The longlist for the 2013 Carnegie Medal has been announced and I was please to see quite a few books I’ve already read on it, plus several in my TBR pile – and of course in an ideal world I’d like to read all of them! The Carnegie Medal is awarded annually to an outstanding book for children and was… Read more »

A technological Cinderella story for the next generation of Microserfs

Makers by Cory Doctorow If you loved Microserfs by Douglas Coupland which chronicled life in Silicon Valley in the 90s, you’ll probably enjoy this which takes the nerds into the near future. Rather than spoofing Microsoft though, it takes Disney as the corporate behemoth that needs taking down a peg. Perry and Lester are two talented engineers who specialise in… Read more »

Powerful prose wrought from chemistry and music…

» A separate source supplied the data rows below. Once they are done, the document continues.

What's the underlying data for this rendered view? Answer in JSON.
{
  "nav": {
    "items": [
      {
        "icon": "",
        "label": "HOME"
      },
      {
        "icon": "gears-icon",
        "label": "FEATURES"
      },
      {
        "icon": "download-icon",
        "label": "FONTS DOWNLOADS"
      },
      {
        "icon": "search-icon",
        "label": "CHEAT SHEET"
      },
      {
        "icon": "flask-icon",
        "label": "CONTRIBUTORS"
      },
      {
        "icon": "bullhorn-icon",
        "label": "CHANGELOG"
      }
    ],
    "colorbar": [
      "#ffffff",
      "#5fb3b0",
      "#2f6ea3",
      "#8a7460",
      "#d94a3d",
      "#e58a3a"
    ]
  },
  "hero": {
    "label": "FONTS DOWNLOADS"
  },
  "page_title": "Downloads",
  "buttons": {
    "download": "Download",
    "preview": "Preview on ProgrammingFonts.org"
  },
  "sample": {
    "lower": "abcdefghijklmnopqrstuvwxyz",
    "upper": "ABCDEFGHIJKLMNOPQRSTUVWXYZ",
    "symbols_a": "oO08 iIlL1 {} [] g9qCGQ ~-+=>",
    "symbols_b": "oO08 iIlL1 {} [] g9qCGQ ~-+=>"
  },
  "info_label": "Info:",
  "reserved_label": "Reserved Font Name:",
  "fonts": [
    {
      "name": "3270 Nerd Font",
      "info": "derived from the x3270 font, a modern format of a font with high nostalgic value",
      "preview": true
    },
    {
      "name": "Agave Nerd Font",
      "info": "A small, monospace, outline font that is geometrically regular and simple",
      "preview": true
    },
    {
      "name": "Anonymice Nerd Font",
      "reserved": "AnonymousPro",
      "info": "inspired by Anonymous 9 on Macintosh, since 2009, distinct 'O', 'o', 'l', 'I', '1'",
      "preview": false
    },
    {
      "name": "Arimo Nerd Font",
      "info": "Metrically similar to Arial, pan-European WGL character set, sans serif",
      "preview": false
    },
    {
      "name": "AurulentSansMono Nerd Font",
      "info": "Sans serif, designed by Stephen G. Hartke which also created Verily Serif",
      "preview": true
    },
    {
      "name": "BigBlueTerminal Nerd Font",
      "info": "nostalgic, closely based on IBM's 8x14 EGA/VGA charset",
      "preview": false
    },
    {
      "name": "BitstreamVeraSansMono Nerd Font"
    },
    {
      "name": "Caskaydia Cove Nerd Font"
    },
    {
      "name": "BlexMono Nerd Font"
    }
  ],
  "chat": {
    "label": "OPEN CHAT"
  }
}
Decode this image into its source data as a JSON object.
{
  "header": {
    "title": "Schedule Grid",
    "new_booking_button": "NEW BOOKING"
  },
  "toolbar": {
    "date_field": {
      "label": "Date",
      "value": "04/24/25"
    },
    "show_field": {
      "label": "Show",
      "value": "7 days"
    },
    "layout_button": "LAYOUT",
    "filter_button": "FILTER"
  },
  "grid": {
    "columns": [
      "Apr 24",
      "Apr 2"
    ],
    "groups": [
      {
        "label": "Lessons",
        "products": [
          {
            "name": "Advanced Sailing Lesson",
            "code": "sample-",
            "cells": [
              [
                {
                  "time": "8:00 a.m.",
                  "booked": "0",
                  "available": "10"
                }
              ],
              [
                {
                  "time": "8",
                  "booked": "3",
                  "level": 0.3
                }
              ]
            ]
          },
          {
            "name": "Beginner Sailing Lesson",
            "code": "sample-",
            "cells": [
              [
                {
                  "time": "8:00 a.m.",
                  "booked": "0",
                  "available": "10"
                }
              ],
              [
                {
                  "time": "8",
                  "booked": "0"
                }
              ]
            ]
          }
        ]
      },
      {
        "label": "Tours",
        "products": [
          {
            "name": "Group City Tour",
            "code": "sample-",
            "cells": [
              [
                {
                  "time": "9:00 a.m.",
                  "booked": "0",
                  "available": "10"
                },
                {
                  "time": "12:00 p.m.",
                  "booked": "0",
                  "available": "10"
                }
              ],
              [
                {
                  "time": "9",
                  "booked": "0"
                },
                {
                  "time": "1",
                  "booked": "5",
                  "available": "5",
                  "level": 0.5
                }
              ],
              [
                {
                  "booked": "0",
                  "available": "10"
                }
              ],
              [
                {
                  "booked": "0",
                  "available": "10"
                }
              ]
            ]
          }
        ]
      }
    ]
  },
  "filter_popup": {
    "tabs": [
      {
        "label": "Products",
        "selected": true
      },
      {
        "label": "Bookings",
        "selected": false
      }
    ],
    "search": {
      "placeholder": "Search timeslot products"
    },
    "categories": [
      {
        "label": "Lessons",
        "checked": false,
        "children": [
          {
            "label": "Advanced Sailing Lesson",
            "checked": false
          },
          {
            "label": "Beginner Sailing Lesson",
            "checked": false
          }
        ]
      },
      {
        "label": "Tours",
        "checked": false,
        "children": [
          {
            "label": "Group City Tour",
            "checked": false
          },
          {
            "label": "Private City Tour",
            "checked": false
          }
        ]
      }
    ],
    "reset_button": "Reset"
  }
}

Solo by Rana Dasgupta I read Dasgupta’s first novel Tokyo Cancelled back in 2007 and it was one of the most original debut novels I’ve read in recent years; it has really stayed with me. A modern take on the Canterbury Tales, Tokyo Cancelled is really a linked story cycle in which a group of passengers stranded in an airport… Read more »

Loser’s Town by Daniel Depp

Loser’s Town is the first novel by Daniel Depp, half-brother of the more famous Johnny. As a Hollywood insider, it is full of satirical glimpses of life in the public eye and what goes on behind closed doors. Dave Spandau, ex-stuntman turned private eye is an intelligent and gruff hero that you can’t help but warm to, and let’s hope that… Read more »

What a show!

AnnaBookBel   March 15, 2009   No Comments on What a show!

Oliver! by Lionel Bart has been my favourite musical ever since the time we performed some selections from the show at primary school, and I was Oliver, aged 11. Ever since then, I’ve needed very little encouragement to launch into Oom Pah Pah! on any suitable occasion or to recreate my star-turn singing the soppy Where is love. We watch… Read more »

Songs of Blue and Gold by Deborah Lawrenson

A few weeks ago the author of this book Deborah Lawrenson, having followed a trail from a comment I’d left on dovegreyreader scribbles to my blog, sent me a note to ask if I’d like to read her latest book. I was absolutely delighted, as once I’d visited Deborah’s website her books sounded very much my cup of tea. Being… Read more »